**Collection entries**
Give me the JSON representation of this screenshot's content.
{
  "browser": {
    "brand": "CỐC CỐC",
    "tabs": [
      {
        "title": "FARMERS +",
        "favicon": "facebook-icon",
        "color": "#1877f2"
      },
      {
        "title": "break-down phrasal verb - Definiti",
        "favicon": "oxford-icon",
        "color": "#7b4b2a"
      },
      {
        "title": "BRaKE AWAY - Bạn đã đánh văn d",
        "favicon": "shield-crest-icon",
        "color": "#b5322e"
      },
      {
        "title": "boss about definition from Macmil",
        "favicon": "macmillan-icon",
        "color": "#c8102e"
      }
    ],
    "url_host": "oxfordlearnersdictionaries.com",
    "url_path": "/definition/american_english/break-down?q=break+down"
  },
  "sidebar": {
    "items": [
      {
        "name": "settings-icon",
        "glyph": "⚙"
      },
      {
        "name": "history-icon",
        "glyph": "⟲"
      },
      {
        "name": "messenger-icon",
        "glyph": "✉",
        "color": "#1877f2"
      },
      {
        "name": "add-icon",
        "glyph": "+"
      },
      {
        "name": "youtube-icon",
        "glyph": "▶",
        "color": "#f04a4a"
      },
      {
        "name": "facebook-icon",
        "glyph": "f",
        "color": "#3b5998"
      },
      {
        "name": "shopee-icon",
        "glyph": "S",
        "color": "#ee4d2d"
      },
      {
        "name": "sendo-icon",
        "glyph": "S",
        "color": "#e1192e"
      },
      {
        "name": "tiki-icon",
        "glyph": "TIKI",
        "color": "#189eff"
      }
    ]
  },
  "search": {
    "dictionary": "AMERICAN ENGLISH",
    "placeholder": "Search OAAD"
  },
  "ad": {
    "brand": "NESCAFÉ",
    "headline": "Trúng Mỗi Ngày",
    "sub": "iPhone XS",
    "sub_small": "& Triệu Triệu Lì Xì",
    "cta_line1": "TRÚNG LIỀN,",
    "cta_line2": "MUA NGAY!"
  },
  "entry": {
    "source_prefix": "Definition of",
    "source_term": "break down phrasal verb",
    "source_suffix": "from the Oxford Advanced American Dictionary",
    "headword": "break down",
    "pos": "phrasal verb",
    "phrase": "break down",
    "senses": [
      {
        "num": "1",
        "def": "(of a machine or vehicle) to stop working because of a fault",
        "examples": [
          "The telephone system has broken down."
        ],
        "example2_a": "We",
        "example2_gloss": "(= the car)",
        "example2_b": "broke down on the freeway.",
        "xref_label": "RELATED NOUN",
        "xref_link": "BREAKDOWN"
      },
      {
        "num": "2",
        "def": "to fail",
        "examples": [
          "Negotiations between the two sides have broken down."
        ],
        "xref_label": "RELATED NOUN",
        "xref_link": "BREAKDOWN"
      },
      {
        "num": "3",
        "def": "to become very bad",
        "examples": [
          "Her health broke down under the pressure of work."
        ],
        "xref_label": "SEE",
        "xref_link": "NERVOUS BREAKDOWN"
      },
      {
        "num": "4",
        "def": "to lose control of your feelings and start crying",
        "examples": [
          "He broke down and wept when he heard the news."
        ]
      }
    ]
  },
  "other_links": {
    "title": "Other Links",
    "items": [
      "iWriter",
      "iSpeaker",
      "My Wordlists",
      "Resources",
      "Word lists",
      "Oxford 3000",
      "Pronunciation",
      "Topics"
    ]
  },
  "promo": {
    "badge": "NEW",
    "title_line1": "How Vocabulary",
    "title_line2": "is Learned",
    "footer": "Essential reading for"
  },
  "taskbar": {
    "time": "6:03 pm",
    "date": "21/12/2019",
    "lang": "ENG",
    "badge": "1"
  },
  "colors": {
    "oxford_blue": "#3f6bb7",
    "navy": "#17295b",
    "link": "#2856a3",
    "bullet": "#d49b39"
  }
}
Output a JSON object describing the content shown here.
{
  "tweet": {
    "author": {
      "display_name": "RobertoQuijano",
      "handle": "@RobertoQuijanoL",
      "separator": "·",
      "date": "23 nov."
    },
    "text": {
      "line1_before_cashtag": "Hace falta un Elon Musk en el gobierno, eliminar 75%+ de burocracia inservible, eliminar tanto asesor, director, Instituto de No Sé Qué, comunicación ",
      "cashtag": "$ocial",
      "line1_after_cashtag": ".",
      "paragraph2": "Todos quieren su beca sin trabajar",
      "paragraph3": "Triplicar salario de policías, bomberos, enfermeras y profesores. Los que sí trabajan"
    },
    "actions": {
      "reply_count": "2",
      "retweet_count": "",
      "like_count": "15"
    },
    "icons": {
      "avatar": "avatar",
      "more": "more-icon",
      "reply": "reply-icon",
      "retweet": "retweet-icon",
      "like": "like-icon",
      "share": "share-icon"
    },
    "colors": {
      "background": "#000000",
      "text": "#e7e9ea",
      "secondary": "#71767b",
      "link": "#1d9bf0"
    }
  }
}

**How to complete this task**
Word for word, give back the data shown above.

**Answer section**
Give me the JSON representation of this screenshot's content.
{
  "browser": {
    "brand": "CỐC CỐC",
    "tabs": [
      {
        "title": "FARMERS +",
        "favicon": "facebook-icon",
        "color": "#1877f2"
      },
      {
        "title": "break-down phrasal verb - Definiti",
        "favicon": "oxford-icon",
        "color": "#7b4b2a"
      },
      {
        "title": "BRaKE AWAY - Bạn đã đánh văn d",
        "favicon": "shield-crest-icon",
        "color": "#b5322e"
      },
      {
        "title": "boss about definition from Macmil",
        "favicon": "macmillan-icon",
        "color": "#c8102e"
      }
    ],
    "url_host": "oxfordlearnersdictionaries.com",
    "url_path": "/definition/american_english/break-down?q=break+down"
  },
  "sidebar": {
    "items": [
      {
        "name": "settings-icon",
        "glyph": "⚙"
      },
      {
        "name": "history-icon",
        "glyph": "⟲"
      },
      {
        "name": "messenger-icon",
        "glyph": "✉",
        "color": "#1877f2"
      },
      {
        "name": "add-icon",
        "glyph": "+"
      },
      {
        "name": "youtube-icon",
        "glyph": "▶",
        "color": "#f04a4a"
      },
      {
        "name": "facebook-icon",
        "glyph": "f",
        "color": "#3b5998"
      },
      {
        "name": "shopee-icon",
        "glyph": "S",
        "color": "#ee4d2d"
      },
      {
        "name": "sendo-icon",
        "glyph": "S",
        "color": "#e1192e"
      },
      {
        "name": "tiki-icon",
        "glyph": "TIKI",
        "color": "#189eff"
      }
    ]
  },
  "search": {
    "dictionary": "AMERICAN ENGLISH",
    "placeholder": "Search OAAD"
  },
  "ad": {
    "brand": "NESCAFÉ",
    "headline": "Trúng Mỗi Ngày",
    "sub": "iPhone XS",
    "sub_small": "& Triệu Triệu Lì Xì",
    "cta_line1": "TRÚNG LIỀN,",
    "cta_line2": "MUA NGAY!"
  },
  "entry": {
    "source_prefix": "Definition of",
    "source_term": "break down phrasal verb",
    "source_suffix": "from the Oxford Advanced American Dictionary",
    "headword": "break down",
    "pos": "phrasal verb",
    "phrase": "break down",
    "senses": [
      {
        "num": "1",
        "def": "(of a machine or vehicle) to stop working because of a fault",
        "examples": [
          "The telephone system has broken down."
        ],
        "example2_a": "We",
        "example2_gloss": "(= the car)",
        "example2_b": "broke down on the freeway.",
        "xref_label": "RELATED NOUN",
        "xref_link": "BREAKDOWN"
      },
      {
        "num": "2",
        "def": "to fail",
        "examples": [
          "Negotiations between the two sides have broken down."
        ],
        "xref_label": "RELATED NOUN",
        "xref_link": "BREAKDOWN"
      },
      {
        "num": "3",
        "def": "to become very bad",
        "examples": [
          "Her health broke down under the pressure of work."
        ],
        "xref_label": "SEE",
        "xref_link": "NERVOUS BREAKDOWN"
      },
      {
        "num": "4",
        "def": "to lose control of your feelings and start crying",
        "examples": [
          "He broke down and wept when he heard the news."
        ]
      }
    ]
  },
  "other_links": {
    "title": "Other Links",
    "items": [
      "iWriter",
      "iSpeaker",
      "My Wordlists",
      "Resources",
      "Word lists",
      "Oxford 3000",
      "Pronunciation",
      "Topics"
    ]
  },
  "promo": {
    "badge": "NEW",
    "title_line1": "How Vocabulary",
    "title_line2": "is Learned",
    "footer": "Essential reading for"
  },
  "taskbar": {
    "time": "6:03 pm",
    "date": "21/12/2019",
    "lang": "ENG",
    "badge": "1"
  },
  "colors": {
    "oxford_blue": "#3f6bb7",
    "navy": "#17295b",
    "link": "#2856a3",
    "bullet": "#d49b39"
  }
}
Output a JSON object describing the content shown here.
{
  "tweet": {
    "author": {
      "display_name": "RobertoQuijano",
      "handle": "@RobertoQuijanoL",
      "separator": "·",
      "date": "23 nov."
    },
    "text": {
      "line1_before_cashtag": "Hace falta un Elon Musk en el gobierno, eliminar 75%+ de burocracia inservible, eliminar tanto asesor, director, Instituto de No Sé Qué, comunicación ",
      "cashtag": "$ocial",
      "line1_after_cashtag": ".",
      "paragraph2": "Todos quieren su beca sin trabajar",
      "paragraph3": "Triplicar salario de policías, bomberos, enfermeras y profesores. Los que sí trabajan"
    },
    "actions": {
      "reply_count": "2",
      "retweet_count": "",
      "like_count": "15"
    },
    "icons": {
      "avatar": "avatar",
      "more": "more-icon",
      "reply": "reply-icon",
      "retweet": "retweet-icon",
      "like": "like-icon",
      "share": "share-icon"
    },
    "colors": {
      "background": "#000000",
      "text": "#e7e9ea",
      "secondary": "#71767b",
      "link": "#1d9bf0"
    }
  }
}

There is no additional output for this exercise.